“These funds will have a tremendous impact on the lives of survivors,” said AASAS CEO Deb Tomlinson. “They will not only address the 53 per cent increase in new counselling clients and unprecedented wait lists our member agencies faced, but will allow us to provide specialized services to rural areas of Alberta.”
AASAS will also hire more staff in seven under-served communities so survivors in those regions get the support they need close to home.
Sexual violence refers to any violence, physical or psychological, carried out through sexual means or by targeting sexuality. Government works across ten ministries with agencies and community organizations across the province to prevent sexual violence, support survivors and ensure the social, justice, health and educational systems respond to survivors.

Funding details:

  • $6.225 million from Community and Social Services (CSS), for increased counselling, outreach and education services, and to develop a Collaborative Community Response Model targeting seven underserved regions in the province:
    • North West – High Level, High Prairie, Peavine, Rainbow Lake, Fort Vermillion;
    • North East – Fort Chipewyan, Fort McKay, Janvier;
    • North Central – Wabasca, Slave Lake, Athabasca;
    • Central West – Hinton, Jasper, Edson;
    • Central East – Bonnyville, Cold Lake, St. Paul, Lac La Biche;
    • Bow Valley – Canmore, Banff, Lake Louise; and
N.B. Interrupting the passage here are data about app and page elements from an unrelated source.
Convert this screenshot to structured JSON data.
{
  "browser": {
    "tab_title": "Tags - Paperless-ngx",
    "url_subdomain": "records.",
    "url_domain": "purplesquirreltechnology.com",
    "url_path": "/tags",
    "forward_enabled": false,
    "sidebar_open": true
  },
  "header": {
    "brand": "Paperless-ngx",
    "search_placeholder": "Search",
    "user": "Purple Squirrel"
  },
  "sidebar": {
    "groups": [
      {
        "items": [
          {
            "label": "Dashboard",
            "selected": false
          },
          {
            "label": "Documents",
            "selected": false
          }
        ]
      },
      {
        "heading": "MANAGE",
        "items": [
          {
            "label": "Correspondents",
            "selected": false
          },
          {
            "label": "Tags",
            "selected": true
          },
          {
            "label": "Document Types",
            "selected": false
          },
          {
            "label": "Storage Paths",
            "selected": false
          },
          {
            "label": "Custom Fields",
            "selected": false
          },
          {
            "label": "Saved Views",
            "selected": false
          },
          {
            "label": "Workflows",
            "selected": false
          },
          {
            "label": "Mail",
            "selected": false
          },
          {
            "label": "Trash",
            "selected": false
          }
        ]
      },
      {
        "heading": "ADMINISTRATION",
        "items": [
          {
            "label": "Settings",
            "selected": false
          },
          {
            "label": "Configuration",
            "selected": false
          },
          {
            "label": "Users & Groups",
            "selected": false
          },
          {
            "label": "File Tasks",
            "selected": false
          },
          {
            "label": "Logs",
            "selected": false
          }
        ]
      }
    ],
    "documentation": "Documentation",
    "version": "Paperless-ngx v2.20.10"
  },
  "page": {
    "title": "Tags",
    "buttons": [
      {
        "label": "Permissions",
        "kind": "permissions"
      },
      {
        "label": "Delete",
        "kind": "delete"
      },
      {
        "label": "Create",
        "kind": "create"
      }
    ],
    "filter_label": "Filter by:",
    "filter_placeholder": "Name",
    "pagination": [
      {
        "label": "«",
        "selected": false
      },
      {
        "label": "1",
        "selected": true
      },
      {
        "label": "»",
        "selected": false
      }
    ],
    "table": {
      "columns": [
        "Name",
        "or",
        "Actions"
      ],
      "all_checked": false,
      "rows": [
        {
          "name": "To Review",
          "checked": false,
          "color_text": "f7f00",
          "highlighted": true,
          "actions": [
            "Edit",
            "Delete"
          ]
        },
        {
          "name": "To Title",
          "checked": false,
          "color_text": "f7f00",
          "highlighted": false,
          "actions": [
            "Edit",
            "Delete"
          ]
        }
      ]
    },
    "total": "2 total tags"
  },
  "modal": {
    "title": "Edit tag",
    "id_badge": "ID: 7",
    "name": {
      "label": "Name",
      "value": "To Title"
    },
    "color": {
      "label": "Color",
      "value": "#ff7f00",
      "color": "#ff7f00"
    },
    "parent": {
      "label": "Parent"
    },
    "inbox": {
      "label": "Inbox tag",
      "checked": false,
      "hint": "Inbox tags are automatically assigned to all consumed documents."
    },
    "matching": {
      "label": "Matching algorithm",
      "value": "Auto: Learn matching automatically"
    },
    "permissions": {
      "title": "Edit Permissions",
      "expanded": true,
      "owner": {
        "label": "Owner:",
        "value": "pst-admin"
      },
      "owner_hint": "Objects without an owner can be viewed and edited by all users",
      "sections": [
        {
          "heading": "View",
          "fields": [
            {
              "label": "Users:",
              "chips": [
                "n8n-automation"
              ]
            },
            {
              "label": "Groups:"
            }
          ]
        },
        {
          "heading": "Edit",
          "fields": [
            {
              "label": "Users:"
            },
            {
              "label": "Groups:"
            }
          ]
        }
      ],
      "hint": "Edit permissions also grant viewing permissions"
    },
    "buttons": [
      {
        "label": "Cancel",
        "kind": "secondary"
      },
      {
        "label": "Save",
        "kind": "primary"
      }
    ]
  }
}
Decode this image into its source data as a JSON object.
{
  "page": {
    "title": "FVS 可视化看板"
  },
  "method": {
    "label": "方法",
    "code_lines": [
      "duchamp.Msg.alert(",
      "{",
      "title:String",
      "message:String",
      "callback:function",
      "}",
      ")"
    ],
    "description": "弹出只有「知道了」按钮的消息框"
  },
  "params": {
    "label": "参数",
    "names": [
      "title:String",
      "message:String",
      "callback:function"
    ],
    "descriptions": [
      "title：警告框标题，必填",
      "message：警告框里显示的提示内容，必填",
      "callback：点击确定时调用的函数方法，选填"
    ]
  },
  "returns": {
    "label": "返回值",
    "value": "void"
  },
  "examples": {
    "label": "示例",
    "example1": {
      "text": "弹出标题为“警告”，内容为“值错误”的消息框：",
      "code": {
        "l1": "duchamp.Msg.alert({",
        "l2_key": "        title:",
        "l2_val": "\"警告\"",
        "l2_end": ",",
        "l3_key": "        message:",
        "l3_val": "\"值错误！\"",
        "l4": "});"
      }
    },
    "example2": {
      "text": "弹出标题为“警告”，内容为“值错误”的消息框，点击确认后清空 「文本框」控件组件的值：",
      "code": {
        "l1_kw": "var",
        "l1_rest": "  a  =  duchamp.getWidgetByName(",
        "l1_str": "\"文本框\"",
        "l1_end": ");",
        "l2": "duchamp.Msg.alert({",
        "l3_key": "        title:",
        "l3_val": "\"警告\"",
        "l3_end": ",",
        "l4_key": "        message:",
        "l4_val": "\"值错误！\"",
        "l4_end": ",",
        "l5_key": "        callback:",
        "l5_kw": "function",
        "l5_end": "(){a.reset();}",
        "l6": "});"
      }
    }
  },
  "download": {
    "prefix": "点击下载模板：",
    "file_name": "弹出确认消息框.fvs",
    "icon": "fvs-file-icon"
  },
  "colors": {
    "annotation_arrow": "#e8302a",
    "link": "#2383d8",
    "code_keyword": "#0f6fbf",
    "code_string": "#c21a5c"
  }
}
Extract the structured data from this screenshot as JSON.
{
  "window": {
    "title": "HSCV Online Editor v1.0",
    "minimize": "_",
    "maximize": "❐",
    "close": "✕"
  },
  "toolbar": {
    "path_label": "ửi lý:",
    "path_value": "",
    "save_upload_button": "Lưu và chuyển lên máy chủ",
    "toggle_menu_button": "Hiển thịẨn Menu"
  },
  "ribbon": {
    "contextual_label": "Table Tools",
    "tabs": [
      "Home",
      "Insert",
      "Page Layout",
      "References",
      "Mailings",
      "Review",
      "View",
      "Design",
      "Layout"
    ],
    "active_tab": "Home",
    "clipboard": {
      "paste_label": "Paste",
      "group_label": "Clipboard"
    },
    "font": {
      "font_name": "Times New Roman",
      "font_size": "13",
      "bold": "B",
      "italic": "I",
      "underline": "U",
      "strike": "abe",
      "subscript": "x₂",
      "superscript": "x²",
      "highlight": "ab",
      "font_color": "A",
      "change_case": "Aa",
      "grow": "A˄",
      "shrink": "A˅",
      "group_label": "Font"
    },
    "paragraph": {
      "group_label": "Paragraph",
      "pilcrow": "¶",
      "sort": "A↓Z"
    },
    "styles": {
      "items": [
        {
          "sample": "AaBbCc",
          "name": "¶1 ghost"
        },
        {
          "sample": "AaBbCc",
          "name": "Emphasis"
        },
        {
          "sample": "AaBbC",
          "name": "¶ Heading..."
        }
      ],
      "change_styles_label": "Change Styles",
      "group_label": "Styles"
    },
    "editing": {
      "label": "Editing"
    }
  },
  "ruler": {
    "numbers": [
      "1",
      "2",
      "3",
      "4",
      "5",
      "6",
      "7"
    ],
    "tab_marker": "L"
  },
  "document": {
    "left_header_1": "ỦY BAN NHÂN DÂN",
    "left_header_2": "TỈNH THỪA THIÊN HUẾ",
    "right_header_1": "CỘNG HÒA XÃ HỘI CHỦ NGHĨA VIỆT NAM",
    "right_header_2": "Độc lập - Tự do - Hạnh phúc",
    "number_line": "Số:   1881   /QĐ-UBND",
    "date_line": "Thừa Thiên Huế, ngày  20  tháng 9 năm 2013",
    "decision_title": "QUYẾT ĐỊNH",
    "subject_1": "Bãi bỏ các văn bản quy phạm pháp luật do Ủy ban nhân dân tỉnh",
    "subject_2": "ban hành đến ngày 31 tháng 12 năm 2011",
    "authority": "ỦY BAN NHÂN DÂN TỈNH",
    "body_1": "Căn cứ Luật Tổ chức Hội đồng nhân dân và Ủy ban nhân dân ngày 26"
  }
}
    • South West – Lethbridge, Cardston, Taber, Pincher Creek
  • $750,000 from Health for specialized counselling and expanded services.
  • $1.09 million from Justice and Solicitor General to enhance police and court support services.